The authors analyzed data for foreign holdings of USD assets across seven major sectors: the official sector (comprising central banks, sovereign wealth funds, and other public financial agencies), banks, insurance companies, pension funds, mutual funds, the non-financial sector, and hedge funds. In the absence of standardized data sources on investors’ dollar holding and hedging, the authors relied on company filings and industry statistics. The combined foreign holdings across those seven sectors amounted to 75% of foreign holdings of U.S. assets, and about 60% of total foreign holdings of USD securities.

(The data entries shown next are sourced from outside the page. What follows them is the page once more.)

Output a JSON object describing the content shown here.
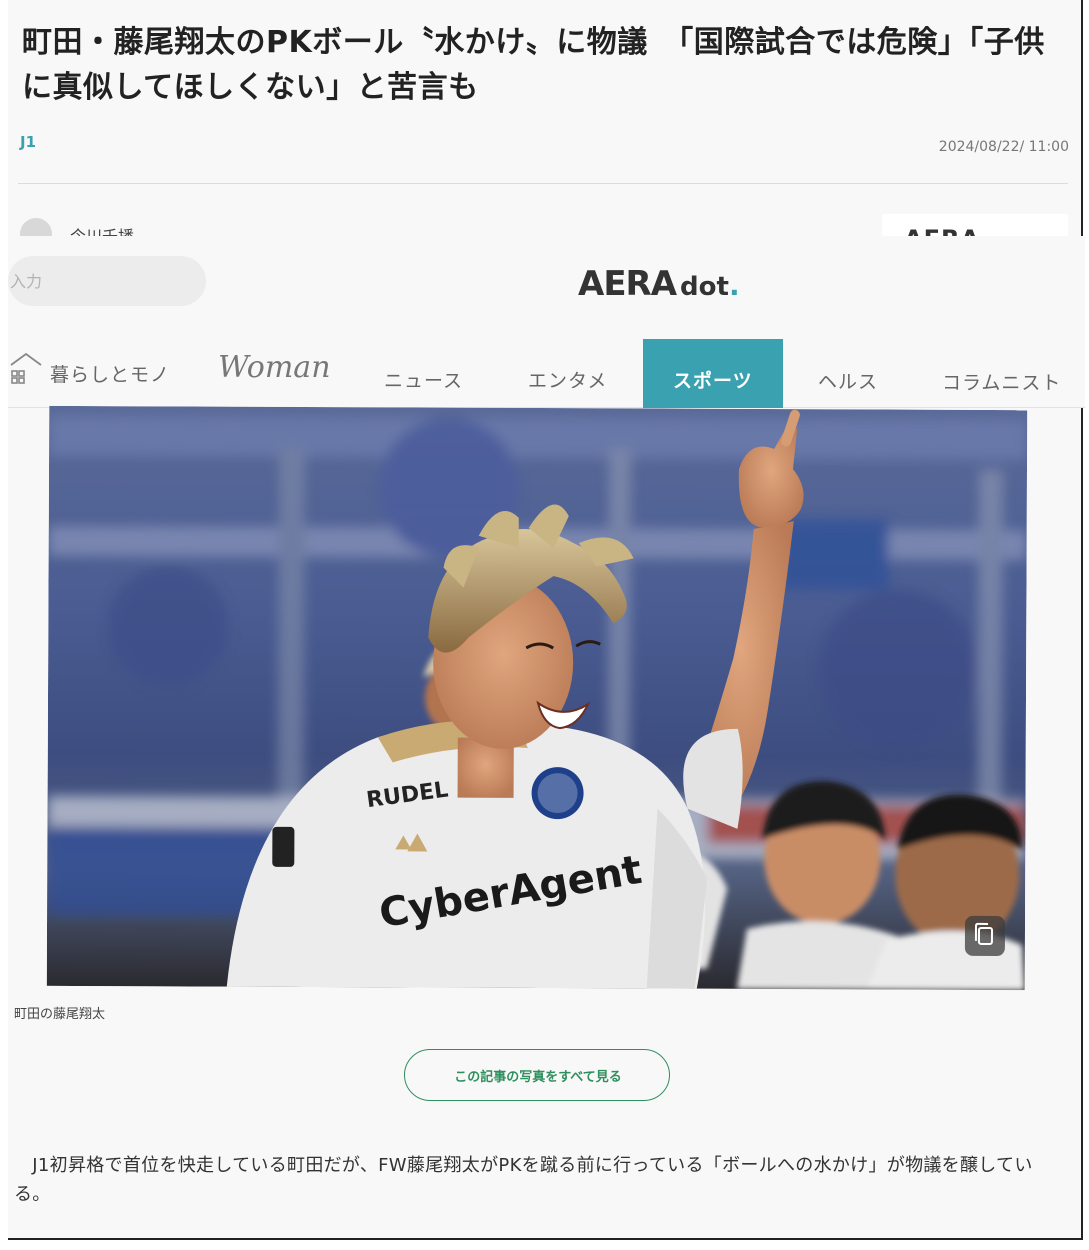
{
  "article": {
    "title": "町田・藤尾翔太のPKボール〝水かけ〟に物議　「国際試合では危険」「子供に真似してほしくない」と苦言も",
    "category": "J1",
    "date": "2024/08/22/ 11:00",
    "author": "今川千播",
    "caption": "町田の藤尾翔太",
    "view_all_photos": "この記事の写真をすべて見る",
    "body": "　J1初昇格で首位を快走している町田だが、FW藤尾翔太がPKを蹴る前に行っている「ボールへの水かけ」が物議を醸している。"
  },
  "header": {
    "partial_logo": "AERA",
    "search_placeholder": "入力",
    "logo_main": "AERA",
    "logo_sub": "dot",
    "logo_dot": "."
  },
  "nav": {
    "kurashi": "暮らしとモノ",
    "woman": "Woman",
    "news": "ニュース",
    "enta": "エンタメ",
    "sports": "スポーツ",
    "health": "ヘルス",
    "columnist": "コラムニスト"
  },
  "photo": {
    "sponsor_sleeve": "RUDEL",
    "sponsor_chest": "CyberAgent"
  },
  "colors": {
    "accent": "#3aa1b0",
    "button_green": "#2f8f5e"
  }
}
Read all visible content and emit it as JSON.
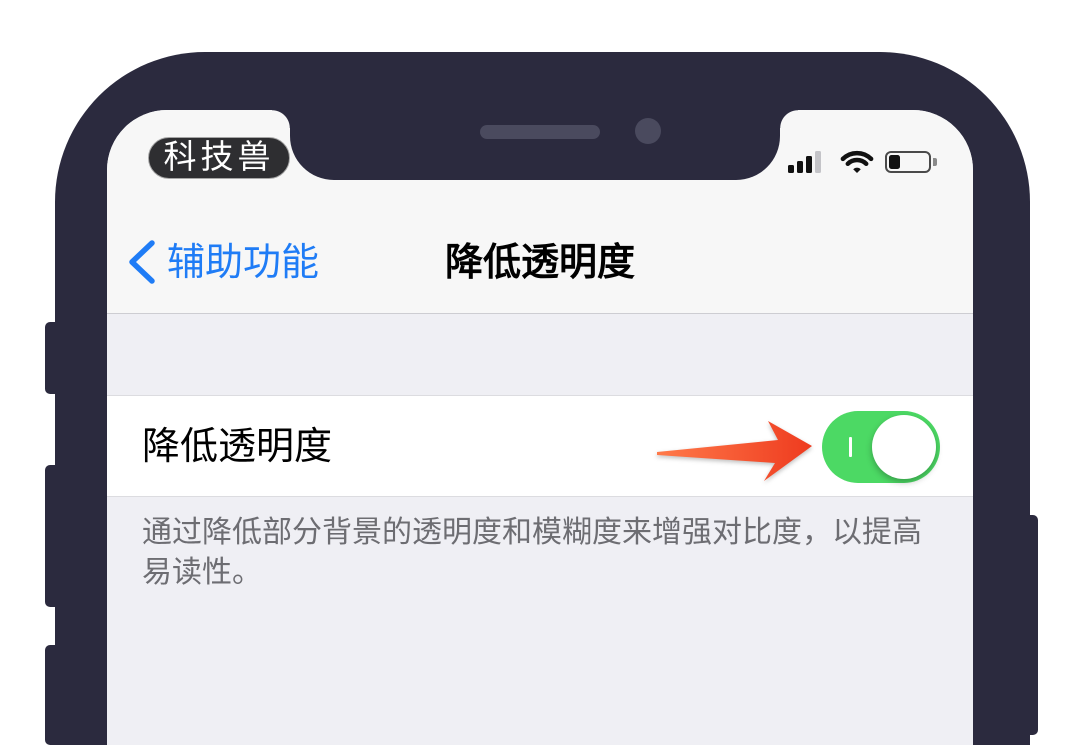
{
  "watermark": {
    "text": "科技兽"
  },
  "status_bar": {
    "signal_icon": "cellular-signal-icon",
    "signal_bars": 3,
    "signal_bars_max": 4,
    "wifi_icon": "wifi-icon",
    "battery_icon": "battery-icon",
    "battery_level": 0.3
  },
  "nav": {
    "back_icon": "chevron-left-icon",
    "back_label": "辅助功能",
    "title": "降低透明度"
  },
  "setting": {
    "label": "降低透明度",
    "toggle_on": true,
    "toggle_icon": "toggle-switch-icon",
    "toggle_on_indicator_icon": "toggle-on-indicator-icon"
  },
  "footer": {
    "lines": [
      "通过降低部分背景的透明度和模糊度来增强对比度，以提高",
      "易读性。"
    ]
  },
  "annotation": {
    "arrow_icon": "red-arrow-icon"
  },
  "colors": {
    "phone_frame": "#2b2a3e",
    "accent": "#1f7cf6",
    "toggle_on": "#4cd964",
    "arrow": "#ee3b1f",
    "grouped_background": "#efeff4",
    "nav_background": "#f7f7f7",
    "footer_text": "#6d6d72"
  }
}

The study does not include real estate and infrastructure funds since it is sharply focused on foreign holdings of USD securities. It also does not specifically include Chinese investors in its data set “because it is hard to get data on their holdings,” Huber said. But it does cover Chinese state-owned enterprises and state-owned sovereign wealth funds. “If you believe that most of the Chinese holdings are part of their official sector, they are in our data; we just can’t see that separately,” she continued. The reason for that is the data source that the study used for the official sector does not provide disaggregation. Other investments that fly below the radar are separately managed accounts of ultra-high net-worth individuals, she added.

Main Takeaways of the Study

According to Huber, the paper offered two main takeaways: First, between the pre-GFC and post-GFC periods, on average, the active investors in the sample (mutual funds, pension funds, and insurance companies) increased their portfolio allocation to dollar holding by seven percentage points.

Second, foreign investors have been hedging “quite a bit” of their dollar exposure. At first sight, that “could be intriguing,” especially since the dollar appreciates during times of crisis. But “what they’re doing [with their hedging] is actually right,” Huber said. The hedge ratio would increase along with the increase of USD assets in investor portfolios, she explained. “Investors don’t want to either leave their hedge ratio to be same as before, nor would they hedge completely. What they’re doing is directionally consistent with a focus on risk and growth.”

One “hedging puzzle” persisted, which is the hedging by investors in countries with low interest-rate currencies, such as Japan or Taiwan. Considering that their expected return from holding dollars as currency would be higher compared to those from high interest-rate countries, “these countries should not hedge too much, but they actually hedge a lot,” Huber said. “That is a puzzle we raise. [But] there might be many other considerations that investors have in mind when they decide whether or not they should hedge.”